Three useful PHP functions for locating yourself on your site. They can come in useful for when you want to create links in code for external use. The nice part about these is that if you are on SSL, they will generate an SSL link.

Get Current Website URL

function getCurrentWebsiteURL() {
    $url = (@$_SERVER["HTTPS"] == "on") ? "https://" : "http://";
    if ($_SERVER["SERVER_PORT"] != "80") {
        $url .= $_SERVER["SERVER_NAME"].":".$_SERVER["SERVER_PORT"];
    } else {
        $url .= $_SERVER["SERVER_NAME"];
    }
    return $url;
}

The above will generate the following string.

http://mywebsite.com

Get Current File URL

function getCurrentFileURL() {
    $url = (@$_SERVER["HTTPS"] == "on") ? "https://" : "http://";
    if ($_SERVER["SERVER_PORT"] != "80") {
        $url .= $_SERVER["SERVER_NAME"].":".$_SERVER["SERVER_PORT"].$_SERVER['PHP_SELF'];
    } else {
        $url .= $_SERVER["SERVER_NAME"].$_SERVER['PHP_SELF'];
    }
    return $url;
}

The above will generate the following string.

http://mywebsite.com/test.php

Get Current URL (With GET Requests)

function getCurrentURL() {
    $url = (@$_SERVER["HTTPS"] == "on") ? "https://" : "http://";
    if ($_SERVER["SERVER_PORT"] != "80") {
        $url .= $_SERVER["SERVER_NAME"].":".$_SERVER["SERVER_PORT"].$_SERVER["REQUEST_URI"];
    } else {
        $url .= $_SERVER["SERVER_NAME"].$_SERVER["REQUEST_URI"];
    }
    return $url;
}

The above will generate the following string.

http://mywebsite.com/test.php?message=hello

How to Check if ‘mod_rewrite’ is On Using PHP

I needed to rewrite my menu’s based on whether mod_rewrite was turned on in the htaccess file and not necessarily if the module existed. This is how I did it in two parts.

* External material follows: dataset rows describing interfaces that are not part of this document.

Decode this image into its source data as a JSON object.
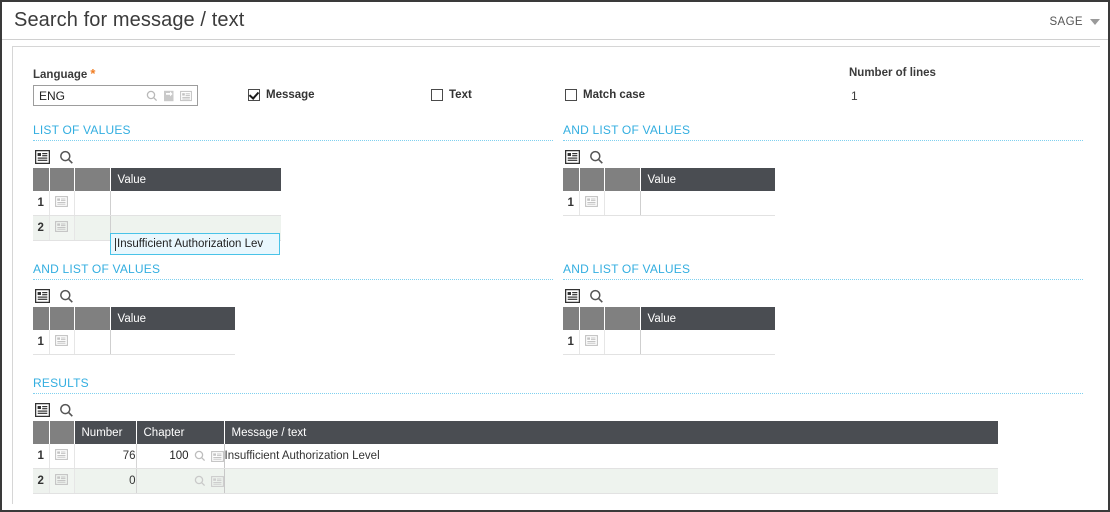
{
  "window": {
    "title": "Search for message / text",
    "brand": "SAGE"
  },
  "form": {
    "language_label": "Language",
    "language_value": "ENG",
    "required_marker": "*",
    "checkboxes": [
      {
        "label": "Message",
        "checked": true
      },
      {
        "label": "Text",
        "checked": false
      },
      {
        "label": "Match case",
        "checked": false
      }
    ],
    "number_of_lines_label": "Number of lines",
    "number_of_lines_value": "1"
  },
  "sections": {
    "list_of_values": {
      "title": "LIST OF VALUES",
      "column_header": "Value",
      "rows": [
        {
          "index": "1",
          "value": "Insufficient Authorization Lev"
        },
        {
          "index": "2",
          "value": ""
        }
      ]
    },
    "and_list_of_values_1": {
      "title": "AND LIST OF VALUES",
      "column_header": "Value",
      "rows": [
        {
          "index": "1",
          "value": ""
        }
      ]
    },
    "and_list_of_values_2": {
      "title": "AND LIST OF VALUES",
      "column_header": "Value",
      "rows": [
        {
          "index": "1",
          "value": ""
        }
      ]
    },
    "and_list_of_values_3": {
      "title": "AND LIST OF VALUES",
      "column_header": "Value",
      "rows": [
        {
          "index": "1",
          "value": ""
        }
      ]
    },
    "results": {
      "title": "RESULTS",
      "columns": [
        "Number",
        "Chapter",
        "Message / text"
      ],
      "rows": [
        {
          "index": "1",
          "number": "76",
          "chapter": "100",
          "message": "Insufficient Authorization Level"
        },
        {
          "index": "2",
          "number": "0",
          "chapter": "",
          "message": ""
        }
      ]
    }
  },
  "icons": {
    "list_menu": "list-menu-icon",
    "search": "search-icon",
    "lookup": "lookup-icon",
    "zoom_to": "zoom-to-icon",
    "row_menu": "row-menu-icon"
  },
  "colors": {
    "section_title": "#33aee0",
    "required_star": "#f07d23",
    "grid_header_dark": "#4a4d52",
    "grid_header_light": "#808080",
    "focus_border": "#49c3e8"
  }
}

Part 1- In the .htaccess file

#Turn on rewrite 
RewriteEngine On

#Notify PHP that rewrite is on
SetEnv HTTP_MOD_REWRITE on

#Continue with your rewrite rules below

Part 2- In the PHP file

function modRewriteIsEnabled() {
    if (strtolower($_SERVER['HTTP_MOD_REWRITE']) == 'on') {
      return true;
    } else {
      return false;
    }
}

How to Keep a JavaScript or CSS File From Caching

Depending on your browser and server settings sometimes JavaScript and CSS files are cached while you are trying to modify a webpage. Here is a quick copy/paste way to assure this happens if you are using PHP or ASP (Classic ASP but I think it should work in .NET as well). Please note the only reason you would want to do this is to assure every time you hit the page you are trying to modify, a fresh copy of the CSS or JavaScript file is downloaded. This should be removed when your site hits production.

Please excuse my wordpress code plugin. It doesn’t seem to be converting less and greater than characters correctly.

PHP

ASP

Set Expires Header

I’ve noticed setting the Expire time for files on the HTACCESS file tends to fail when loading a file using the readfile() function in PHP. A workaround is setting the Expire header before loading the file. This is what that would look like.

header('Expires: '.gmdate('D, d M Y H:i:s', time() + 60*15); // seconds, minutes
header("Content-Type:image/jpeg");
readfile($jpeg_image);

Now when you check the expiration headers via your browser’s Developer Tools you will see this particular file expires one month from now.